[Entries taken from a collection]
:::

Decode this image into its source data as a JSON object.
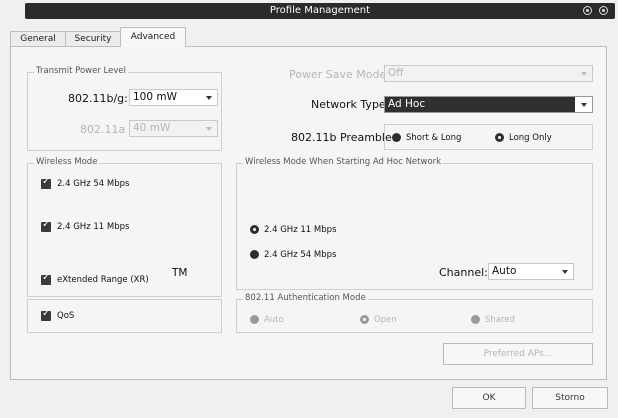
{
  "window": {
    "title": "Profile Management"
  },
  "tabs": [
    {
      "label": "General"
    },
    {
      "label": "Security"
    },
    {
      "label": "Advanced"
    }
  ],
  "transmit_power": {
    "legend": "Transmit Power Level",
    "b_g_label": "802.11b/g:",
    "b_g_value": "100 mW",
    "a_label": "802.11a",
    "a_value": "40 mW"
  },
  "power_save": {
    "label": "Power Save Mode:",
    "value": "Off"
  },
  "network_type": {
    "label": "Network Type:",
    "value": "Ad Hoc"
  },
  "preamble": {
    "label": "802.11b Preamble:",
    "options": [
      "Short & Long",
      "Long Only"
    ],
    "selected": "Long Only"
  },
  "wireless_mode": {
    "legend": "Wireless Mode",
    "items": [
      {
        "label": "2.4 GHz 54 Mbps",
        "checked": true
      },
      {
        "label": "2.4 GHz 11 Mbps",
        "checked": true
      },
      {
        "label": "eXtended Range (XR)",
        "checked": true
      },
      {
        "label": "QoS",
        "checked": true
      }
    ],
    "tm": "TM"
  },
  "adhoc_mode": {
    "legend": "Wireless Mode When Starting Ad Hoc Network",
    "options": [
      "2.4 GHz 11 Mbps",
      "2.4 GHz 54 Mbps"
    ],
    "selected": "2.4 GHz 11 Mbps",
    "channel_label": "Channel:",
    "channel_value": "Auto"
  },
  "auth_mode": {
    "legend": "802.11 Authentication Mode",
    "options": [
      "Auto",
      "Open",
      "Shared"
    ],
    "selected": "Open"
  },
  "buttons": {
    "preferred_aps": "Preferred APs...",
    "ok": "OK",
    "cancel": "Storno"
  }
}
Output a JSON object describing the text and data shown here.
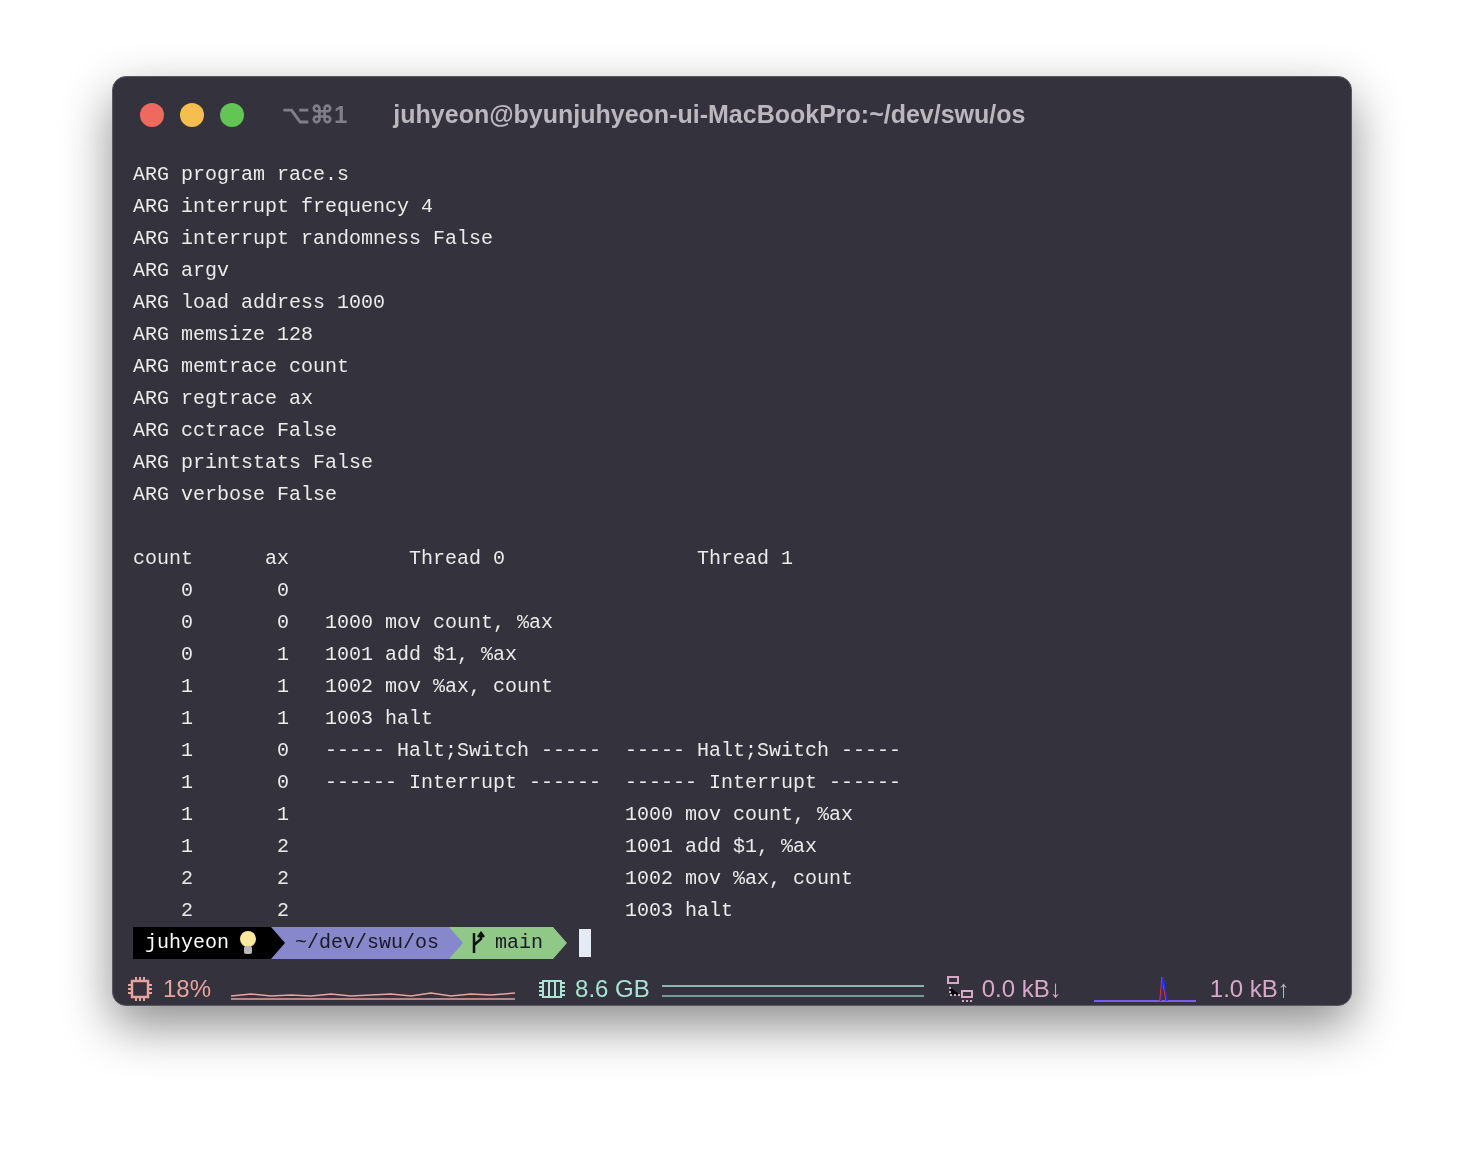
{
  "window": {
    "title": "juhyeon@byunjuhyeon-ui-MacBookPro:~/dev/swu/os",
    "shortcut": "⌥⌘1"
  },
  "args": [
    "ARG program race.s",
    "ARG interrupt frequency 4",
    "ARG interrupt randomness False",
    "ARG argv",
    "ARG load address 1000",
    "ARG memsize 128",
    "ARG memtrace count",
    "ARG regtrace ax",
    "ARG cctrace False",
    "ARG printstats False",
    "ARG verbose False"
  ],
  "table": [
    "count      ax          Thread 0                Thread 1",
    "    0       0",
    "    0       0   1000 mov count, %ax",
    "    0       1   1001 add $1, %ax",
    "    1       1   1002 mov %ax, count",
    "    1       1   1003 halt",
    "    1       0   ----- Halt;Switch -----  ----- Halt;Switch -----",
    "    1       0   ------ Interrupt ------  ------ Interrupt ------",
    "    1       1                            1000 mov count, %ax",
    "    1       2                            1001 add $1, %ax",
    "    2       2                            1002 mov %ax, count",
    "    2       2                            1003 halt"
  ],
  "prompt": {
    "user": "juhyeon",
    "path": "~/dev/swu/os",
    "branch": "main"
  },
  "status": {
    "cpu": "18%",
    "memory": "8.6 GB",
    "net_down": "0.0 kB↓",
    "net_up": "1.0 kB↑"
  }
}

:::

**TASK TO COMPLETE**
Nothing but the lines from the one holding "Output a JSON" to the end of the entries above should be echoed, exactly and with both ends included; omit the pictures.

**YOUR SOLUTION**
Output a JSON object describing the text and data shown here.
{
  "window": {
    "title": "juhyeon@byunjuhyeon-ui-MacBookPro:~/dev/swu/os",
    "shortcut": "⌥⌘1"
  },
  "args": [
    "ARG program race.s",
    "ARG interrupt frequency 4",
    "ARG interrupt randomness False",
    "ARG argv",
    "ARG load address 1000",
    "ARG memsize 128",
    "ARG memtrace count",
    "ARG regtrace ax",
    "ARG cctrace False",
    "ARG printstats False",
    "ARG verbose False"
  ],
  "table": [
    "count      ax          Thread 0                Thread 1",
    "    0       0",
    "    0       0   1000 mov count, %ax",
    "    0       1   1001 add $1, %ax",
    "    1       1   1002 mov %ax, count",
    "    1       1   1003 halt",
    "    1       0   ----- Halt;Switch -----  ----- Halt;Switch -----",
    "    1       0   ------ Interrupt ------  ------ Interrupt ------",
    "    1       1                            1000 mov count, %ax",
    "    1       2                            1001 add $1, %ax",
    "    2       2                            1002 mov %ax, count",
    "    2       2                            1003 halt"
  ],
  "prompt": {
    "user": "juhyeon",
    "path": "~/dev/swu/os",
    "branch": "main"
  },
  "status": {
    "cpu": "18%",
    "memory": "8.6 GB",
    "net_down": "0.0 kB↓",
    "net_up": "1.0 kB↑"
  }
}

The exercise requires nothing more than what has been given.